Stored dataset items
════

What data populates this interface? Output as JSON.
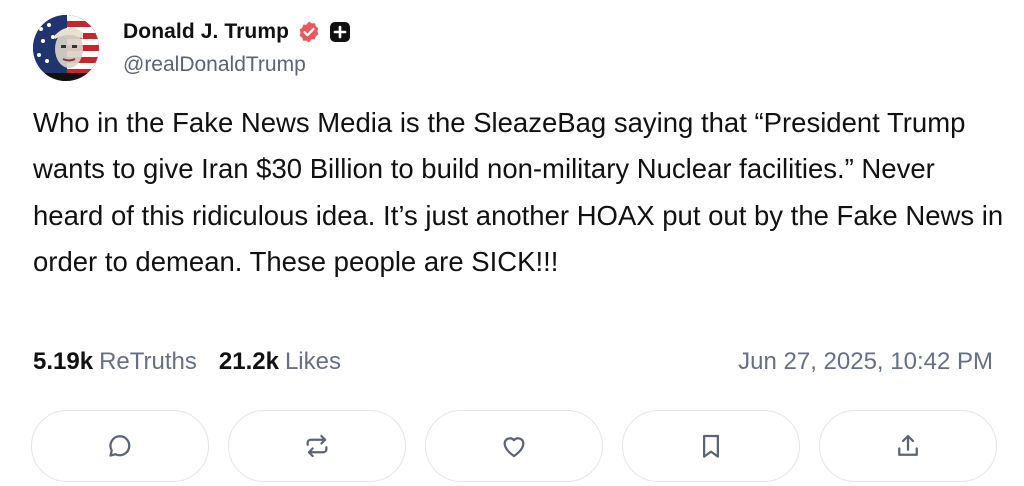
{
  "author": {
    "display_name": "Donald J. Trump",
    "handle": "@realDonaldTrump",
    "avatar_icon": "avatar-image",
    "verified_icon": "verified-badge-icon",
    "verified_color": "#e8585f"
  },
  "post": {
    "text": "Who in the Fake News Media is the SleazeBag saying that “President Trump wants to give Iran $30 Billion to build non-military Nuclear facilities.” Never heard of this ridiculous idea. It’s just another HOAX put out by the Fake News in order to demean. These people are SICK!!!",
    "retruths_count": "5.19k",
    "retruths_label": "ReTruths",
    "likes_count": "21.2k",
    "likes_label": "Likes",
    "timestamp": "Jun 27, 2025, 10:42 PM"
  },
  "actions": [
    {
      "name": "reply",
      "icon": "comment-icon"
    },
    {
      "name": "retruth",
      "icon": "repost-icon"
    },
    {
      "name": "like",
      "icon": "heart-icon"
    },
    {
      "name": "bookmark",
      "icon": "bookmark-icon"
    },
    {
      "name": "share",
      "icon": "share-icon"
    }
  ]
}
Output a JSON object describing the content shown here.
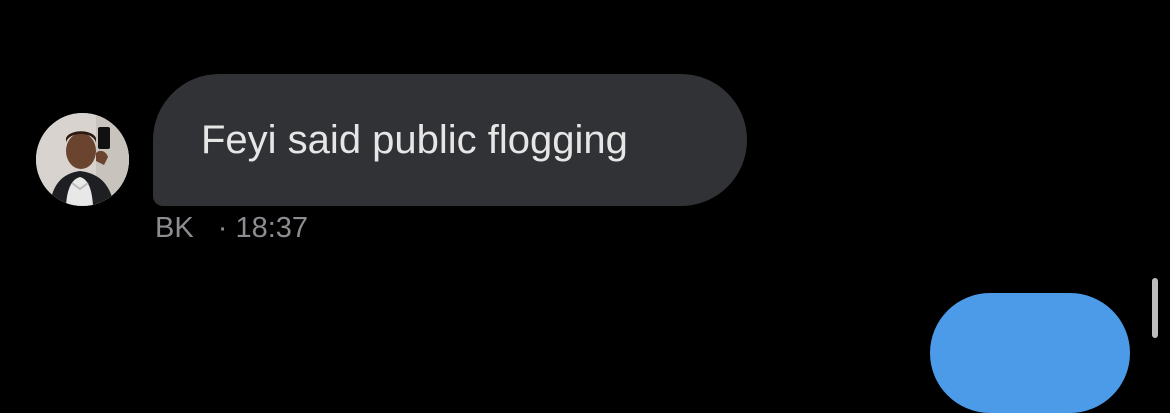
{
  "message": {
    "text": "Feyi said public flogging",
    "sender": "BK",
    "separator": "·",
    "time": "18:37",
    "avatar_icon": "profile-photo-avatar"
  },
  "colors": {
    "background": "#000000",
    "incoming_bubble": "#313235",
    "outgoing_bubble": "#4c9be8",
    "meta_text": "#8c8c91"
  }
}
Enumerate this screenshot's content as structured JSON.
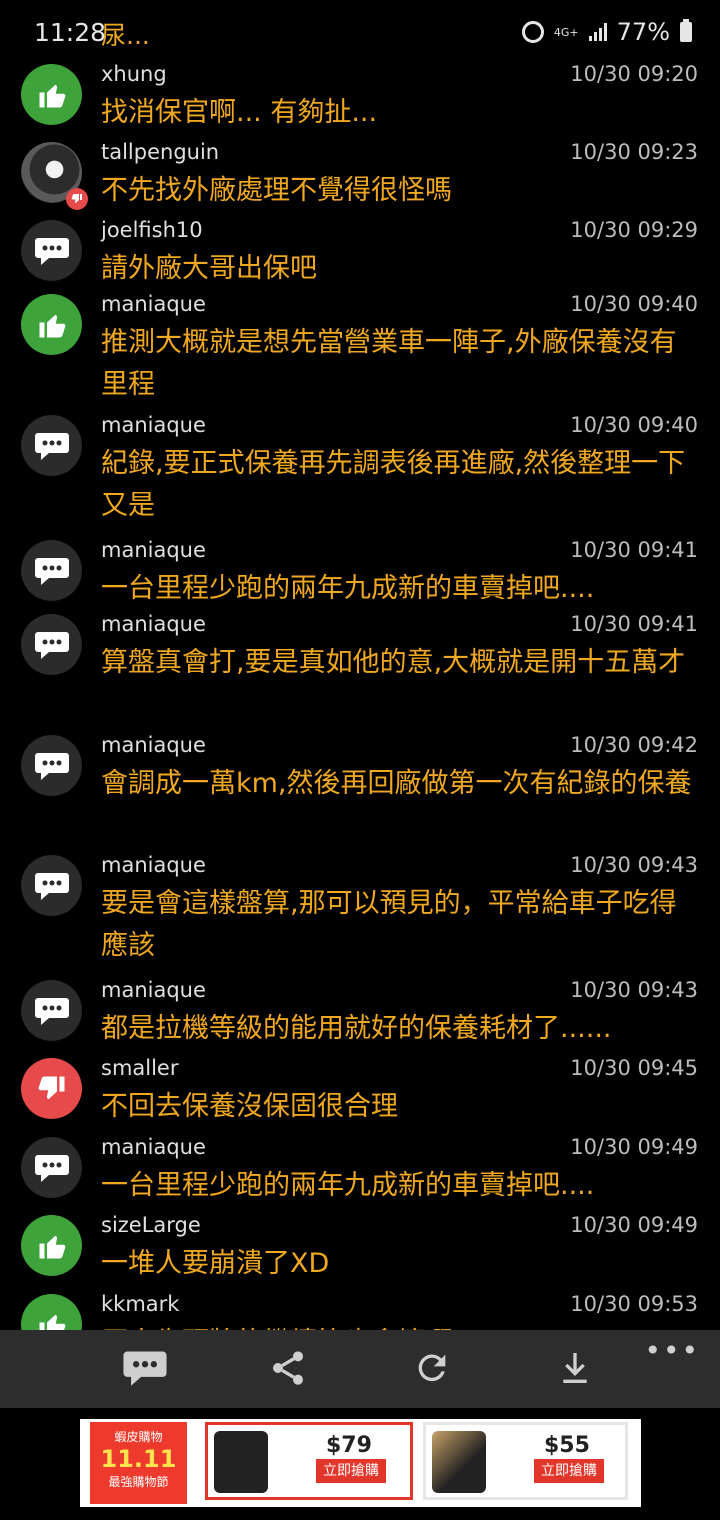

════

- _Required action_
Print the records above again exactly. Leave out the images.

- _Solution to this problem_
What data populates this interface? Output as JSON.
{
  "author": {
    "display_name": "Donald J. Trump",
    "handle": "@realDonaldTrump",
    "avatar_icon": "avatar-image",
    "verified_icon": "verified-badge-icon",
    "verified_color": "#e8585f"
  },
  "post": {
    "text": "Who in the Fake News Media is the SleazeBag saying that “President Trump wants to give Iran $30 Billion to build non-military Nuclear facilities.” Never heard of this ridiculous idea. It’s just another HOAX put out by the Fake News in order to demean. These people are SICK!!!",
    "retruths_count": "5.19k",
    "retruths_label": "ReTruths",
    "likes_count": "21.2k",
    "likes_label": "Likes",
    "timestamp": "Jun 27, 2025, 10:42 PM"
  },
  "actions": [
    {
      "name": "reply",
      "icon": "comment-icon"
    },
    {
      "name": "retruth",
      "icon": "repost-icon"
    },
    {
      "name": "like",
      "icon": "heart-icon"
    },
    {
      "name": "bookmark",
      "icon": "bookmark-icon"
    },
    {
      "name": "share",
      "icon": "share-icon"
    }
  ]
}
Output a JSON object describing the content shown here.
{
  "message": {
    "text": "Feyi said public flogging",
    "sender": "BK",
    "separator": "·",
    "time": "18:37",
    "avatar_icon": "profile-photo-avatar"
  },
  "colors": {
    "background": "#000000",
    "incoming_bubble": "#313235",
    "outgoing_bubble": "#4c9be8",
    "meta_text": "#8c8c91"
  }
}
Enumerate this screenshot's content as structured JSON.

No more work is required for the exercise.